As Colorado trails continue to get more popular with hikers, bikers, equestrians and other lovers of the wild, conflicts are sure to arises. It does not have to be this way. Biker, hiker, nature lover and all around wild man, Zach White Breaks down how we can all just get along out there.

Equestrians get top billing out on the trail, whether that seems fair, safe or otherwise. Sure, they poop all over the trail, leaving big, stinky piles for runners, hikers and cyclists to deal with. And, coming across such a huge animal out on singletrack can make anyone a little nervous, especially for those of us who have no experience with horses. But, the reason we’re supposed to yield to horses is because they can scare easily, making a dangerous situation for both their rider, and any trail users nearby. So, approach horses with caution, and expect to yield the trail to them. It’s also proper etiquette to talk to equestrians in order to let the horses know that you’re a person, and not some strange monster on wheels.

While mountain bike groups and organizations generally donate the most volunteer hours to trail building and maintenance, we’re at the bottom of the trail food chain when it comes to yielding to other trail users. Years ago, I had a woman lay into me on a busy Front Range trail on a Sunday afternoon because she didn’t think I yielded properly to her llama. Seriously. But, as mountain bikers, we all contribute to our reputation, which is often that of speed demons from hell. So as lame as it may seem at times, know that as a cyclist, you need to give other trail users the right of way when coming up on opposing traffic. However, if you catch up to other trail users going the same direction, they should allow you to pass if it’s safe. Be aware that there are definitely hikers out there who feel cyclists shouldn’t be on the trail, and confuse their rights with opposing traffic as a right to not be passed at all. If you run across someone like this, be friendly, and focus the conversation towards being an individual person enjoying the same trail they are, verses getting sucked into the whole “bikers verses hikers” thing. It’s amazing how many times I’ve heard “you bikers” from disgruntled foot traffic when it was just me. Usually in these situations, I introduce myself, tell them that I’m a firefighter (that was true until about a year ago), and am just out exercising in order to stay in shape for work. You might not have the same story, but you get the idea — remove yourself from their idea of essentially being in some sort of gang, and things generally go more smoothly.
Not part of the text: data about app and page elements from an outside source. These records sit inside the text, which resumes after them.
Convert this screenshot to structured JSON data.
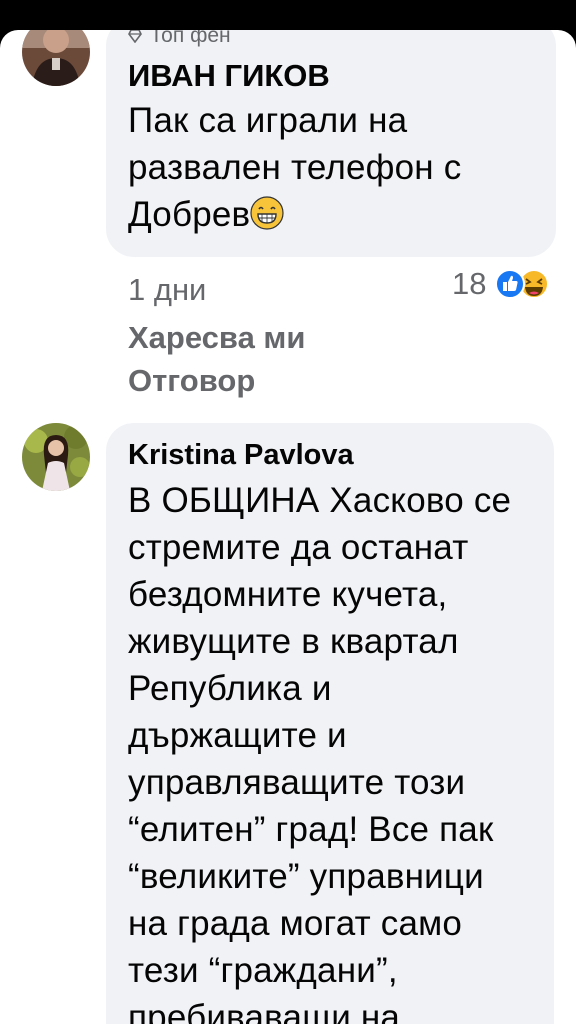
{
  "comments": [
    {
      "badge": "Топ фен",
      "author": "ИВАН ГИКОВ",
      "lines": [
        "Пак са играли на",
        "развален телефон с",
        "Добрев"
      ],
      "time": "1 дни",
      "like_label": "Харесва ми",
      "reply_label": "Отговор",
      "reaction_count": "18",
      "reactions": [
        "like-icon",
        "haha-icon"
      ]
    },
    {
      "author": "Kristina Pavlova",
      "lines": [
        "В ОБЩИНА Хасково се",
        "стремите да останат",
        "бездомните кучета,",
        "живущите в квартал",
        "Република и",
        "държащите и",
        "управляващите този",
        "“елитен” град! Все пак",
        "“великите” управници",
        "на града могат само",
        "тези “граждани”,",
        "пребиваващи на"
      ]
    }
  ],
  "colors": {
    "bubble": "#f0f2f5",
    "meta_text": "#65676b",
    "primary_text": "#050505",
    "like_blue": "#1877f2",
    "haha_yellow": "#f7b928"
  }
}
When cyclists come upon other cyclists, uphill traffic has the right of way. This doesn’t mean that as a downhill rider, you should simply carve a new line off the trail and around the climber. Instead, downhill traffic needs to slow down or stop and allow uphill traffic to pass. Keep your tires on the trail, put your upslope foot down and lean off the trail to give the uphill rider as much room as possible. Remember, it takes a minimum of about a six-foot width to allow two riders to pass each other. If you’re riding uphill, but struggling — specifically, if you’ve put a foot down, or hopped off your bike entirely — you still have the right of way, but be cool and let downhill riders enjoy the descent.

Hikers and runners have a much easier time at their slower speeds and more off-trail friendly feet to step off the trail to let mountain bikers by, even though they don’t really have to. So, as a mountain biker, be thankful for foot traffic that allows you to keep your flow. And, as a pedestrian, please realize that while you have right of way, sometimes it’s more dangerous for a beginner rider to yield to you than you realize.
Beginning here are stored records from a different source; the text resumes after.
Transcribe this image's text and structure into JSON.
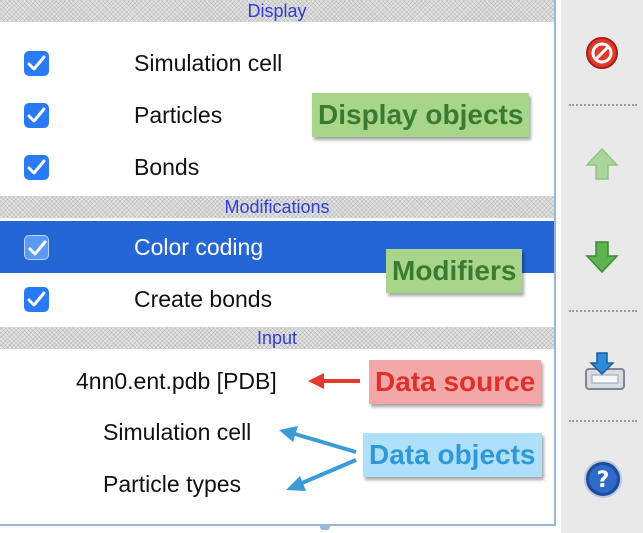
{
  "sections": {
    "display": "Display",
    "modifications": "Modifications",
    "input": "Input"
  },
  "display_items": [
    {
      "label": "Simulation cell",
      "checked": true
    },
    {
      "label": "Particles",
      "checked": true
    },
    {
      "label": "Bonds",
      "checked": true
    }
  ],
  "modifier_items": [
    {
      "label": "Color coding",
      "checked": true,
      "selected": true
    },
    {
      "label": "Create bonds",
      "checked": true,
      "selected": false
    }
  ],
  "input_items": {
    "source": "4nn0.ent.pdb [PDB]",
    "objects": [
      "Simulation cell",
      "Particle types"
    ]
  },
  "annotations": {
    "display_objects": "Display objects",
    "modifiers": "Modifiers",
    "data_source": "Data source",
    "data_objects": "Data objects"
  },
  "toolbar": {
    "icons": [
      "delete-icon",
      "move-up-icon",
      "move-down-icon",
      "save-icon",
      "help-icon"
    ]
  },
  "colors": {
    "selection": "#2566d6",
    "checkbox": "#2a7af4",
    "section_text": "#2f3fd8",
    "annotation_green": "#a7d58a",
    "annotation_red": "#f3a7a7",
    "annotation_blue": "#aee0fb"
  }
}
A Few Other Things

Stay on the trail, otherwise, it’ll eventually turn into a big, wide pathway similar to the paved multi-use paths in town. The challenge and thrill of riding, hiking and running narrow singletrack is something we should all embrace as it’s only available in limited quantities — especially for us mountain bikers. “Yeah, but what if there’s a mud puddle?” Walk, ride or point your horse right through the center of it, and leave the new trail building to the pros and official volunteers.

Bring what you need, and know how to use it. This spring seemed to set a record of new mountain bikers walking out of the trail with a simple flat because they didn’t have a spare tube and pump. It happens to all of us at some point, but don’t just roll out of the trailhead assuming any problem you may run into will be solved by someone else. Water, food, extra clothing, tools, medications — think about what you’re doing, and how remote you may be, and pack accordingly.
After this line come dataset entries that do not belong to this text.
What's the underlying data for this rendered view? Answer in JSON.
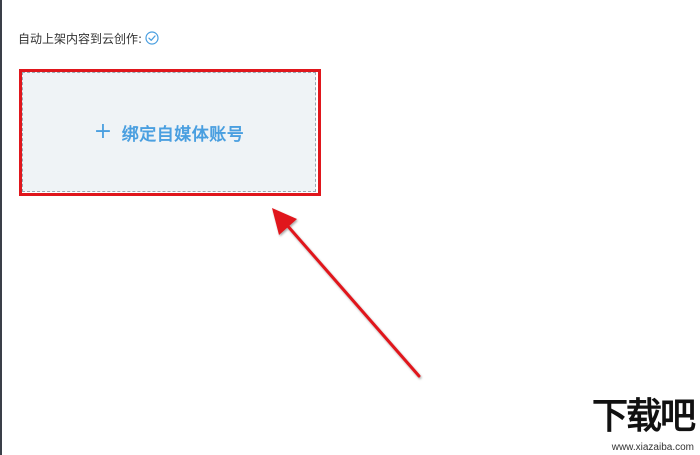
{
  "setting": {
    "label": "自动上架内容到云创作:",
    "status_icon": "check-circle-icon",
    "accent_color": "#4a9fe0"
  },
  "bind_card": {
    "plus": "+",
    "label": "绑定自媒体账号",
    "highlight_color": "#e0161c"
  },
  "watermark": {
    "brand": "下载吧",
    "url": "www.xiazaiba.com"
  }
}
Leaving no trace is a great start, but if we all picked up a piece of trash while we’re out in the woods, or even at the trailhead, we’d all make a big difference.

As busy as our trails are becoming, it’s important that we all understand proper trail etiquette while we’re out there trying to enjoy them. If you know new trail users, take a minute to discuss what’s expected and appropriate out there, as things like downhill traffic yielding to uphill traffic aren’t the most obvious idea to many. Most importantly, let’s all be nice to each other, and appreciate that we’ve scraped enough time out of our busy schedules to get some quality trail time in, which deserves a friendly nod and smile to and from each and everyone out there, regardless of how we’re getting it done.